In other words, let the health plan act as the concierge, not the gatekeeper.

If a consumer goes to providers who charge more than the health plan would pay their designated providers, well, there's a price for choice; consumers might have to pay extra.  On the flip side, maybe the consumer should pocket some of the savings if they manage to find less expensive providers.

This approach might sound like reference pricing, because reference pricing is a start to where I think we need to go.  I'd rather we put more effort into that than in narrowing consumer's choices.  
Noah Lang, CEO of Stride Health, told Fast Company, "Oscar is primarily a consumer experience company."  I don't think restricting choice of providers is a very good consumer experience for any health plan, and especially not for one like Oscar who prides itself on its member experience.

Oscar thinks this new approach is their future.  If so, their future may be as just another health plan.  And that'd be too bad.

This post is an abridged version of the posting in Kim Bellard’s blogsite. Click here to read the full posting


Revisiting the Health Cooperatives Morass

By Clive Riddle, January 22, 2016

A new Wall Street Journal article, Obama Administration Works to Fix Health Insurance Co-Ops, covered Andy Slavitt’s - acting CMS administrator – testimony to the Senate Finance Committee regarding how to recoup federal loans from failing co-ops, how so many co-ops failed, and what future fixes are planned for the cooperatives, including reducing funding restrictions. A graphic accompanying the article re-hashes the $1.5 billion lent to co-ops that have failed, which range from $265 million in New York to $60.6 million in Oregon. Yesterday’s edition of Inside Health Policy  reported that Slavitt has indicated risk adjustment changes proposed for 2017 may come sooner. The natural fallout from the failed and failing cooperatives continue to surface in the news. For example, this week it was announced the failed Kentucky Health Cooperative was placed in liquidation.

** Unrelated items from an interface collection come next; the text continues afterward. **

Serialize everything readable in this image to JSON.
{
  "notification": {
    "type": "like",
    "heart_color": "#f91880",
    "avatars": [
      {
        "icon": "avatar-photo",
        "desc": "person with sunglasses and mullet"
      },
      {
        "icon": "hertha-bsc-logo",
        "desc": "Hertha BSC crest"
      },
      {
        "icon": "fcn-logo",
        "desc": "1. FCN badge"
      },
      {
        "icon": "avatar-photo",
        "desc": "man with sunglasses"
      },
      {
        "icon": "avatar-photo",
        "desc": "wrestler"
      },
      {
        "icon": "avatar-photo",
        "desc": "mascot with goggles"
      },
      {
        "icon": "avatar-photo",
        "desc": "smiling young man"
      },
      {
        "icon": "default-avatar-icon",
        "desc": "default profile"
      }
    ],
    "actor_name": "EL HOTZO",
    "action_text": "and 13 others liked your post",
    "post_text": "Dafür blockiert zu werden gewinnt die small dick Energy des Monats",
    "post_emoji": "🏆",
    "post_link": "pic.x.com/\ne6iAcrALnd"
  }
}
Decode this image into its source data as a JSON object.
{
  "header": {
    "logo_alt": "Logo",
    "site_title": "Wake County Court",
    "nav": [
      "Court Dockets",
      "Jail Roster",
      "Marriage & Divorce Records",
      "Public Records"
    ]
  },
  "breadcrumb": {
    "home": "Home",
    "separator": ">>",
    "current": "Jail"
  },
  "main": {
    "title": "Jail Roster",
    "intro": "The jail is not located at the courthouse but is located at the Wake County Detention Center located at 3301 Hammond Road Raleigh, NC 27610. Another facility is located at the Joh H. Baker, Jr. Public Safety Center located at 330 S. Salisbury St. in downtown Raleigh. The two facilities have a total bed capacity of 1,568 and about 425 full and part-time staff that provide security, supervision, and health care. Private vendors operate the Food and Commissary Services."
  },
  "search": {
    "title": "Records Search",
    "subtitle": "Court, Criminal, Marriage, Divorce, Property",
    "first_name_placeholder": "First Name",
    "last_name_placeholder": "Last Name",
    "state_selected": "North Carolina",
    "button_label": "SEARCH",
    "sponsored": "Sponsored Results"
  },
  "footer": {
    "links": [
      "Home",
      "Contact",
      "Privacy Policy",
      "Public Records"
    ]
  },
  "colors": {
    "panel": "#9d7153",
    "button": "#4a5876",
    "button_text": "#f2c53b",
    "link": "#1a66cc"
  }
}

What CMS can do to mitigate the tenuous position the remaining cooperatives are in is news. But the bulk of current media discussion of cooperatives continues to beat the dead horse of the number of failed cooperatives, their cumulative losses and unpaid federal loans, all which was significantly covered in the fall. There was plenty of blame to go around: co-ops underpricing themselves in the market, CMS policy restricting their abilities to capitalize, CMS risk adjustment policy and congressional reduction in funding for said policy. The dead horse will continue to be beaten in the news – after all it is an election year.

But perhaps a more fundamental issue that wasn’t talked about enough was simply that start-up health plans are going to initially lose significant amounts of money in new markets even under the best of circumstances, and the start-up losses weren’t adequately budgeted, capitalized or communicated in setting stakeholder expectations.

If you’re keep tabs of the continuing status and travails of the cooperatives, two sites are worth bookmarking: U.S. Health Policy Gateway's Co-op Performance by State and the National Conference of State Legislature’s Health Insurance Purchasing Cooperatives and Alliances: State and Federal Roles.